Even in 1967, Two for the Road had a hard time getting to the screen. When Raphael’s script was submitted for approval two years earlier, the Production Code was ailing but not yet dead, and its overseer, Geoffrey Shurlock, found much to complain about. After a meeting he wrote in a cautioning memo that “the premarital sex relationship between Mark and Joanna is, in our opinion, condoned and justified and not presented within the moral framework required by the Code when treating such a relationship. Also, there is an abundance of vulgar dialogue, which in itself would result in an unacceptable picture…Possibly… dialogue could be inserted which would state that perhaps Joanna and Mark would not find their lives in such a mess at this point if they had not indulged themselves so freely before their marriage…We feel it most important that you do not end the picture with the two expressions ‘bitch’ and ‘bastard.’”
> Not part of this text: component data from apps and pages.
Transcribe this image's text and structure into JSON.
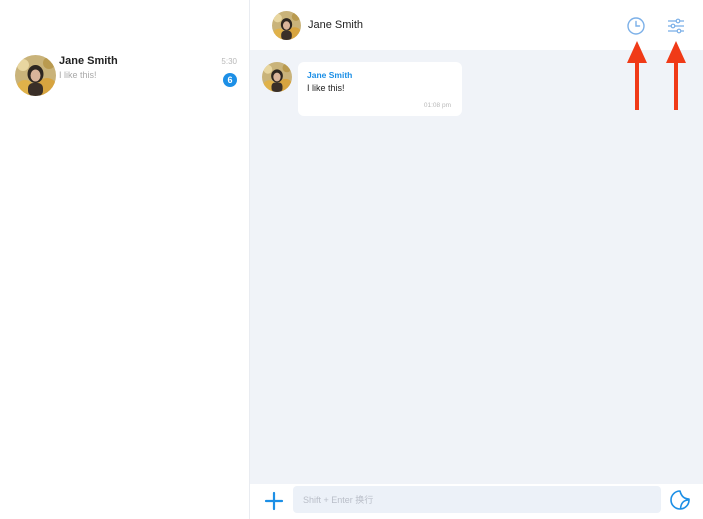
{
  "sidebar": {
    "conversations": [
      {
        "name": "Jane Smith",
        "time": "5:30",
        "preview": "I like this!",
        "unread": "6"
      }
    ]
  },
  "header": {
    "contact_name": "Jane Smith",
    "icons": [
      "clock-icon",
      "sliders-icon"
    ]
  },
  "messages": [
    {
      "sender": "Jane Smith",
      "text": "I like this!",
      "time": "01:08 pm"
    }
  ],
  "composer": {
    "placeholder": "Shift + Enter 换行",
    "icons": [
      "plus-icon",
      "sticker-icon"
    ]
  },
  "colors": {
    "accent": "#1c8fe6",
    "chat_background": "#f0f3f8",
    "annotation_arrow": "#f03a17"
  }
}
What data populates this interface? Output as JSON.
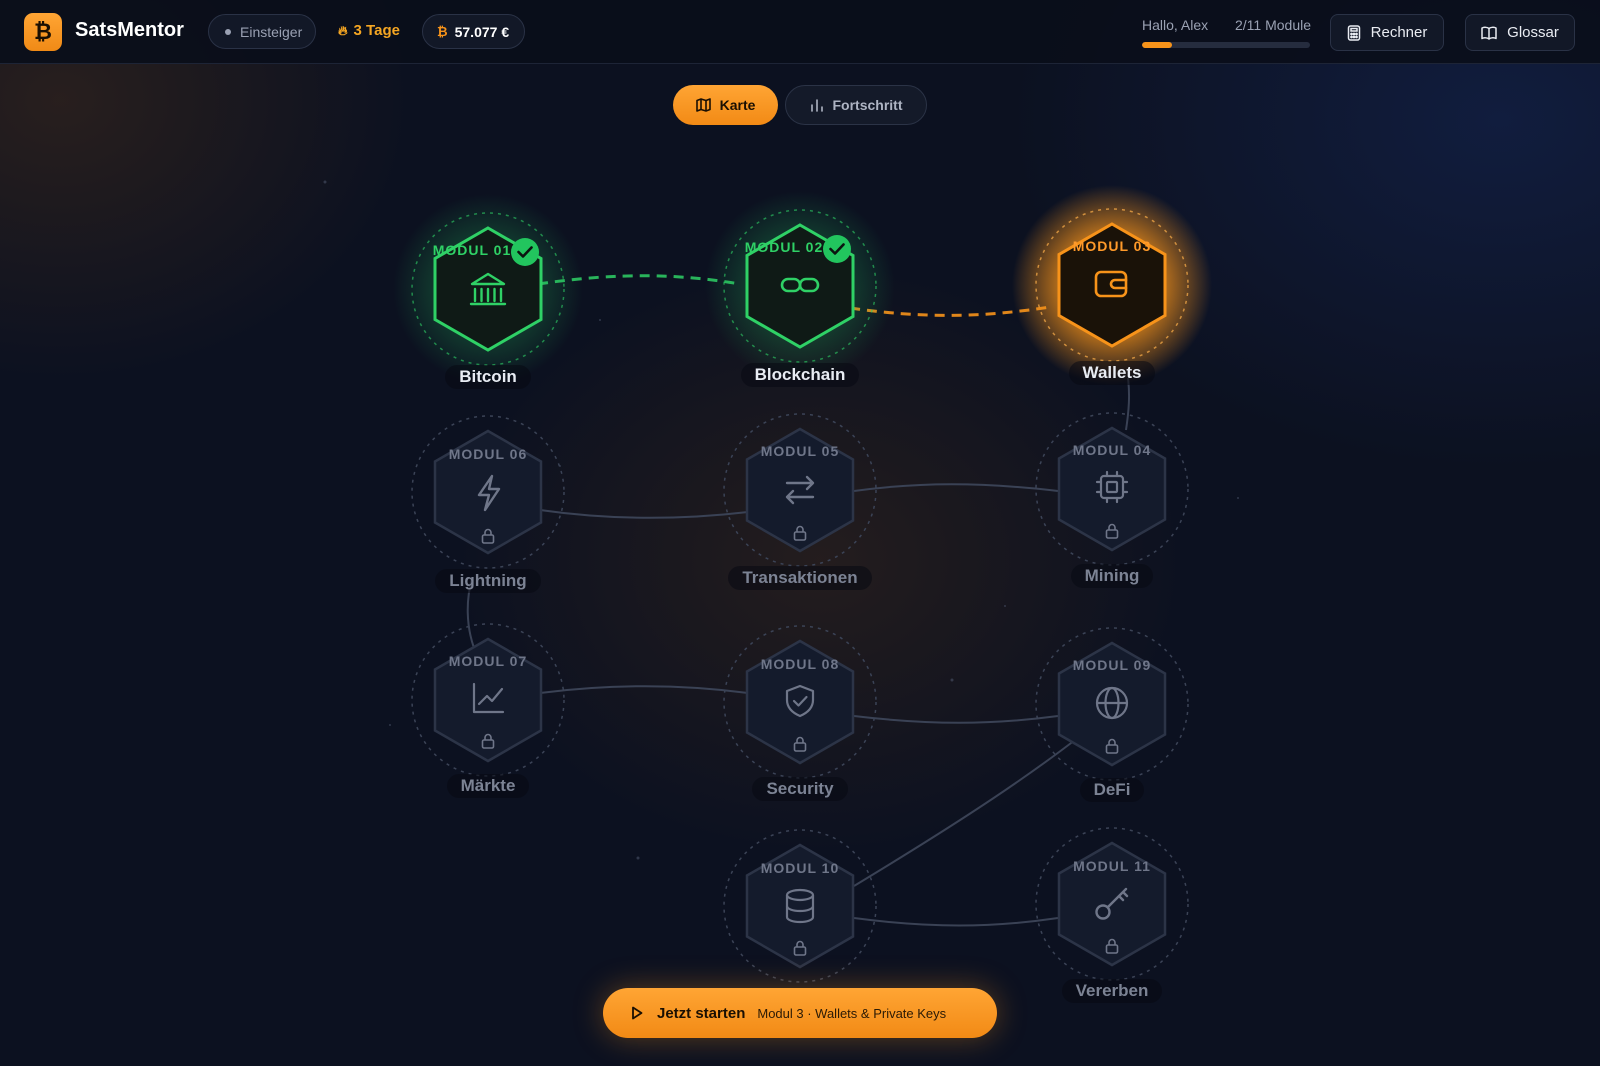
{
  "app": {
    "brand": "SatsMentor",
    "logo_symbol": "₿"
  },
  "header": {
    "level": "Einsteiger",
    "streak": "3 Tage",
    "btc_price": "57.077 €",
    "greeting": "Hallo, Alex",
    "module_count": "2/11 Module",
    "progress_fraction": 0.18,
    "calculator_label": "Rechner",
    "glossary_label": "Glossar"
  },
  "view_tabs": [
    {
      "label": "Karte",
      "icon": "map-icon",
      "active": true
    },
    {
      "label": "Fortschritt",
      "icon": "bar-chart-icon",
      "active": false
    }
  ],
  "modules": [
    {
      "tag": "MODUL 01",
      "title": "Bitcoin",
      "icon": "bank-icon",
      "status": "done"
    },
    {
      "tag": "MODUL 02",
      "title": "Blockchain",
      "icon": "chain-link-icon",
      "status": "done"
    },
    {
      "tag": "MODUL 03",
      "title": "Wallets",
      "icon": "wallet-icon",
      "status": "active"
    },
    {
      "tag": "MODUL 04",
      "title": "Mining",
      "icon": "cpu-icon",
      "status": "locked"
    },
    {
      "tag": "MODUL 05",
      "title": "Transaktionen",
      "icon": "arrows-exchange-icon",
      "status": "locked"
    },
    {
      "tag": "MODUL 06",
      "title": "Lightning",
      "icon": "lightning-icon",
      "status": "locked"
    },
    {
      "tag": "MODUL 07",
      "title": "Märkte",
      "icon": "trend-chart-icon",
      "status": "locked"
    },
    {
      "tag": "MODUL 08",
      "title": "Security",
      "icon": "shield-icon",
      "status": "locked"
    },
    {
      "tag": "MODUL 09",
      "title": "DeFi",
      "icon": "globe-icon",
      "status": "locked"
    },
    {
      "tag": "MODUL 10",
      "title": "",
      "icon": "database-icon",
      "status": "locked"
    },
    {
      "tag": "MODUL 11",
      "title": "Vererben",
      "icon": "key-icon",
      "status": "locked"
    }
  ],
  "cta": {
    "label": "Jetzt starten",
    "subtitle": "Modul 3 · Wallets & Private Keys"
  },
  "colors": {
    "accent": "#f7931a",
    "done": "#2fd166",
    "locked": "#6f7689",
    "background": "#0c1120"
  }
}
And yet, that is how it ends, and in context it’s actually a welcome note of optimism. Two for the Road did not ignore the warnings from the Production Code office so much as it outlasted them. By the time the film was released, the Code was almost dead, but the ratings system that would replace it had not yet been inaugurated. Donen and Raphael didn’t have to change a thing, and the Code grudgingly approved the picture, albeit with the then-unusual label “Suggested for Mature Audiences.” That warning still holds true. Donen had made a movie for adults—and it remains one of the finest of its genre and of its era. “There’ll never be anyone else like you in my life,” Joanna tells Mark at one point. “You promise?” he says. “I hope,” she replies. The moment is both wounding and tender. So is the movie.
How to see it: Two for the Road is available on DVD and (expensively) on Blu-ray, and also streams on Amazon and iTunes. For the obsessive or curious, a fascinating chronological fan re-edit of the film can be found on Vimeo.
Mark Harris is the author of Pictures at a Revolution: Five Movies and the Birth of the New Hollywood (2008) and Five Came Back (2014).